What does a sculptor from the past have to do with carpets? Well, at Hotel Danmark in the heart of Copenhagen, a Danish sculptor named Bertel Thorvaldsen, born in the 18th century, was a major source of inspiration. The Thorvaldsen Museum is just around the corner from the hotel, and designer at ege carpets, Karen Lund Hansen, researched Thorvaldsen’s life and work and, ultimately, brought him back to life in the hotel carpets.
“In a project like this, our ideal result as designers is to present a carpet design proposal that fits the architects’ masterplan. Then the architects establish the framework, and it’s up to us to discover the world of ideas within this frame,” explains Karen Lund Hansen, who then continues by talking about the idea’s origin:
“At the briefing, it was mentioned that the inspiration for this refurbishment should be the Thorvaldsen Museum. In addition to the very unique architecture of the museum, which is definitely very inspiring, I thought it would also be interesting to take a closer look at the artist and his life. So, you could say I chose a non-figurative angle,” Karen Lund Hansen says.

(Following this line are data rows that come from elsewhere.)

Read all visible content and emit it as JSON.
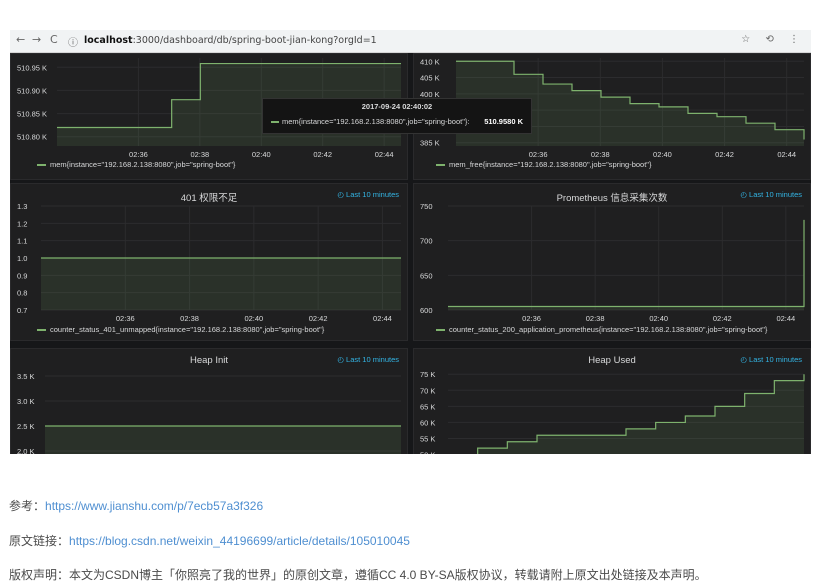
{
  "browser": {
    "url_host": "localhost",
    "url_rest": ":3000/dashboard/db/spring-boot-jian-kong?orgId=1",
    "back": "←",
    "forward": "→",
    "reload": "C",
    "info": "ⓘ"
  },
  "colors": {
    "series": "#7eb26d",
    "time_link": "#33b5e5",
    "panel_bg": "#1f1f20",
    "page_bg": "#161719"
  },
  "panels": [
    {
      "id": "mem",
      "title": "",
      "time_label": "",
      "legend": "mem{instance=\"192.168.2.138:8080\",job=\"spring-boot\"}"
    },
    {
      "id": "mem_free",
      "title": "",
      "time_label": "",
      "legend": "mem_free{instance=\"192.168.2.138:8080\",job=\"spring-boot\"}"
    },
    {
      "id": "c401",
      "title": "401 权限不足",
      "time_label": "◴ Last 10 minutes",
      "legend": "counter_status_401_unmapped{instance=\"192.168.2.138:8080\",job=\"spring-boot\"}"
    },
    {
      "id": "c200",
      "title": "Prometheus 信息采集次数",
      "time_label": "◴ Last 10 minutes",
      "legend": "counter_status_200_application_prometheus{instance=\"192.168.2.138:8080\",job=\"spring-boot\"}"
    },
    {
      "id": "heap_init",
      "title": "Heap Init",
      "time_label": "◴ Last 10 minutes",
      "legend": ""
    },
    {
      "id": "heap_used",
      "title": "Heap Used",
      "time_label": "◴ Last 10 minutes",
      "legend": ""
    }
  ],
  "tooltip": {
    "time": "2017-09-24 02:40:02",
    "label": "mem{instance=\"192.168.2.138:8080\",job=\"spring-boot\"}:",
    "value": "510.9580 K"
  },
  "chart_data": [
    {
      "id": "mem",
      "type": "line",
      "x_ticks": [
        "02:36",
        "02:38",
        "02:40",
        "02:42",
        "02:44"
      ],
      "y_ticks": [
        "510.95 K",
        "510.90 K",
        "510.85 K",
        "510.80 K"
      ],
      "ylim": [
        510.78,
        510.97
      ],
      "x": [
        0,
        1,
        2,
        3,
        4,
        5,
        6,
        7,
        8,
        9,
        10,
        11,
        12
      ],
      "y": [
        510.82,
        510.82,
        510.82,
        510.82,
        510.88,
        510.958,
        510.958,
        510.958,
        510.958,
        510.958,
        510.958,
        510.958,
        510.958
      ]
    },
    {
      "id": "mem_free",
      "type": "line",
      "x_ticks": [
        "02:36",
        "02:38",
        "02:40",
        "02:42",
        "02:44"
      ],
      "y_ticks": [
        "410 K",
        "405 K",
        "400 K",
        "395 K",
        "390 K",
        "385 K"
      ],
      "ylim": [
        384,
        411
      ],
      "x": [
        0,
        1,
        2,
        3,
        4,
        5,
        6,
        7,
        8,
        9,
        10,
        11,
        12
      ],
      "y": [
        410,
        410,
        406,
        403,
        401,
        399,
        397,
        396,
        394,
        393,
        391,
        389,
        386
      ]
    },
    {
      "id": "c401",
      "type": "line",
      "x_ticks": [
        "02:36",
        "02:38",
        "02:40",
        "02:42",
        "02:44"
      ],
      "y_ticks": [
        "1.3",
        "1.2",
        "1.1",
        "1.0",
        "0.9",
        "0.8",
        "0.7"
      ],
      "ylim": [
        0.7,
        1.3
      ],
      "x": [
        0,
        12
      ],
      "y": [
        1.0,
        1.0
      ]
    },
    {
      "id": "c200",
      "type": "line",
      "x_ticks": [
        "02:36",
        "02:38",
        "02:40",
        "02:42",
        "02:44"
      ],
      "y_ticks": [
        "750",
        "700",
        "650",
        "600"
      ],
      "ylim": [
        600,
        750
      ],
      "x": [
        0,
        12
      ],
      "y": [
        605,
        730
      ]
    },
    {
      "id": "heap_init",
      "type": "line",
      "x_ticks": [],
      "y_ticks": [
        "3.5 K",
        "3.0 K",
        "2.5 K",
        "2.0 K"
      ],
      "ylim": [
        1.8,
        3.6
      ],
      "x": [
        0,
        12
      ],
      "y": [
        2.5,
        2.5
      ]
    },
    {
      "id": "heap_used",
      "type": "line",
      "x_ticks": [],
      "y_ticks": [
        "75 K",
        "70 K",
        "65 K",
        "60 K",
        "55 K",
        "50 K"
      ],
      "ylim": [
        48,
        76
      ],
      "x": [
        0,
        1,
        2,
        3,
        4,
        5,
        6,
        7,
        8,
        9,
        10,
        11,
        12
      ],
      "y": [
        48,
        52,
        54,
        56,
        56,
        56,
        58,
        60,
        62,
        65,
        69,
        73,
        75
      ]
    }
  ],
  "meta": {
    "ref_label": "参考：",
    "ref_url": "https://www.jianshu.com/p/7ecb57a3f326",
    "orig_label": "原文链接：",
    "orig_url": "https://blog.csdn.net/weixin_44196699/article/details/105010045",
    "copyright": "版权声明：本文为CSDN博主「你照亮了我的世界」的原创文章，遵循CC 4.0 BY-SA版权协议，转载请附上原文出处链接及本声明。"
  }
}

Thorvaldsen’s life history included an Icelandic father, a mother from the Danish west coast and a life in both Copenhagen and Rome. The challenge for Karen Lund Hansen was how to make these four different places fit together in a carpet design, and create a flowing story going through the two hotel buildings, from respectively 1798 and 1967.

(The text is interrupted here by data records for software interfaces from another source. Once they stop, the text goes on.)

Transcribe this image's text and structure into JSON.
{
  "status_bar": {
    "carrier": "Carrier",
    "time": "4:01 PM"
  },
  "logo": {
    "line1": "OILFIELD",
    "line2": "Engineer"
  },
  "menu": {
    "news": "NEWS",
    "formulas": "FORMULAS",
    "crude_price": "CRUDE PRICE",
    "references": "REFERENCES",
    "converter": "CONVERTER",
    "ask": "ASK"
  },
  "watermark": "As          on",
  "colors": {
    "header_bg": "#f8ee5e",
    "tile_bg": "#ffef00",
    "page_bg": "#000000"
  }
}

“The real challenge was to create a modern design that could fit with both buildings, while at the same time retaining the essence and DNA of Thorvaldsen. The carpets I have designed are inspired by knitting patterns and cross stitch. The patterns are contemporary but also refer back in time,” the designer explains.
Colours for the carpets are inspired by the four places that featured prominently in Thorvaldsen’s life. The grey and brown colour tones are inspired by weather-beaten driftwood and lava stone found on the shores of Iceland. The vivid green shades mixed with brown colours symbolize the fields and forests of his mother’s homeland. Copenhagen’s bustling 18th century cityscape inspired the multi-coloured carpets where greens and browns are mixed with copper and red brick hues, and, finally, the carpet designs incorporating light tones of grey, beige, terracotta and ochre resemble the sun-bleached ancient architecture of Thorvaldsen’s favourite city, Rome.

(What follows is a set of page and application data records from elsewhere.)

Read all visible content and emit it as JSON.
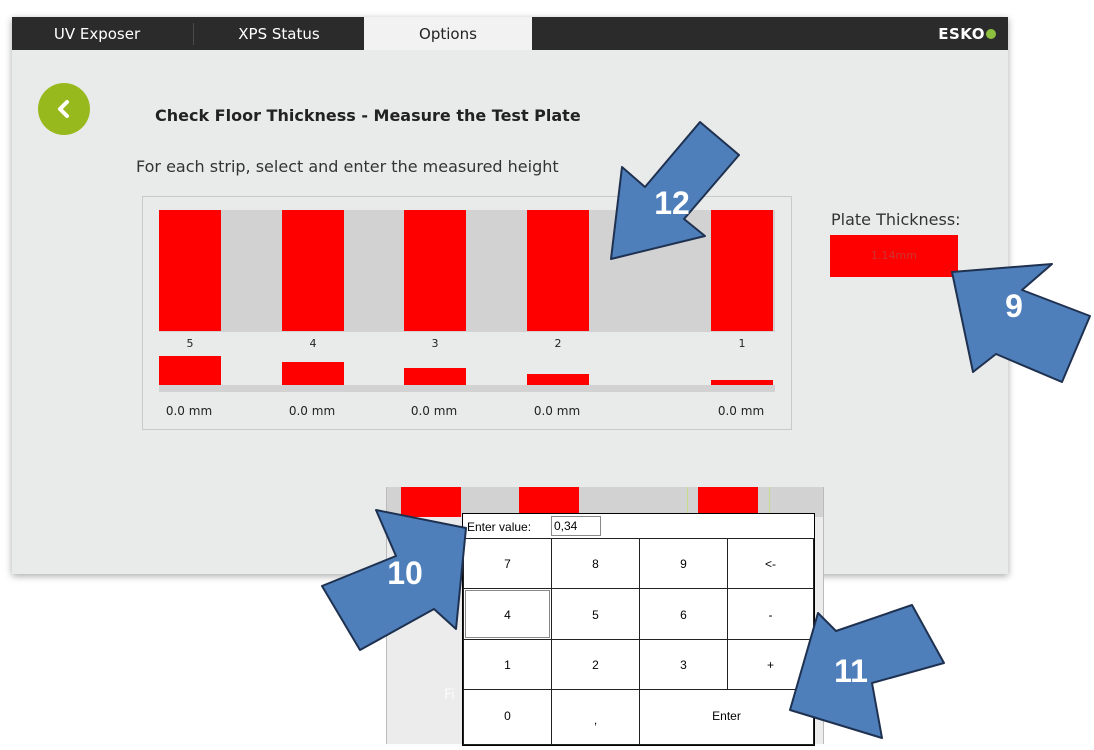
{
  "tabs": [
    {
      "label": "UV Exposer"
    },
    {
      "label": "XPS Status"
    },
    {
      "label": "Options"
    }
  ],
  "brand": {
    "name": "ESKO",
    "accent": "#8cc03e"
  },
  "page": {
    "title": "Check Floor Thickness - Measure the Test Plate",
    "instruction": "For each strip, select and enter the measured height"
  },
  "strips": [
    {
      "number": "5",
      "value": "0.0 mm"
    },
    {
      "number": "4",
      "value": "0.0 mm"
    },
    {
      "number": "3",
      "value": "0.0 mm"
    },
    {
      "number": "2",
      "value": "0.0 mm"
    },
    {
      "number": "1",
      "value": "0.0 mm"
    }
  ],
  "plate": {
    "label": "Plate Thickness:",
    "value": "1.14mm"
  },
  "keypad": {
    "entry_label": "Enter value:",
    "entry_value": "0,34",
    "keys": [
      "7",
      "8",
      "9",
      "<-",
      "4",
      "5",
      "6",
      "-",
      "1",
      "2",
      "3",
      "+",
      "0",
      ",",
      "Enter"
    ],
    "background_text": "Fi"
  },
  "callouts": [
    "12",
    "9",
    "10",
    "11"
  ],
  "colors": {
    "strip_red": "#ff0000",
    "accent_green": "#98b91d",
    "callout_blue": "#4e7fba",
    "topbar": "#2b2b2b"
  }
}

Good Collaboration Produces Good Results
The renovation process at Hotel Danmark has been in progress for around a year, and the small team of architects, painters and designers has worked closely with the owners of the hotel during the entire process. The collaboration between the partners has gone smoothly and, according to Karen Lund Hansen, that’s attributable to good relations between the individual collaborators and good work from the architects.
“We have had meetings where we introduced our thoughts to each other. I had plans for the colours and patterns on the floors, while the painter had ideas on texture and colours for the wall surfaces. We haven’t had any issues, and I think it’s because the architects know us both from previous jobs, know what we stand for and what we can do, and that has definitely made it a whole lot easier,” she says.
Trust has been an important factor in both the design and work processes, and the owners and architects having the courage to trust the specialists’ ideas is one of the reasons why the refurbished hotel buildings look like they do today.
“When you are brave and dare to do something ground-breaking, you end up somewhere special. The final result at Hotel Danmark is notable and stands out because the owners and the architects have been gutsy and have been able to imagine what it would look like in the end,” says Karen.
To Karen it has also been a privilege to work on a project like Hotel Danmark; it’s jobs like these that challenge her as a designer.
“The owners and architects gave me the opportunity to operate freely, and as a designer it’s both exciting and challenging to just open up, play and create your own design universes. My story of Thorvaldsen has come to life and I think we have succeeded in bringing the museum into the hotel,” the designer ends.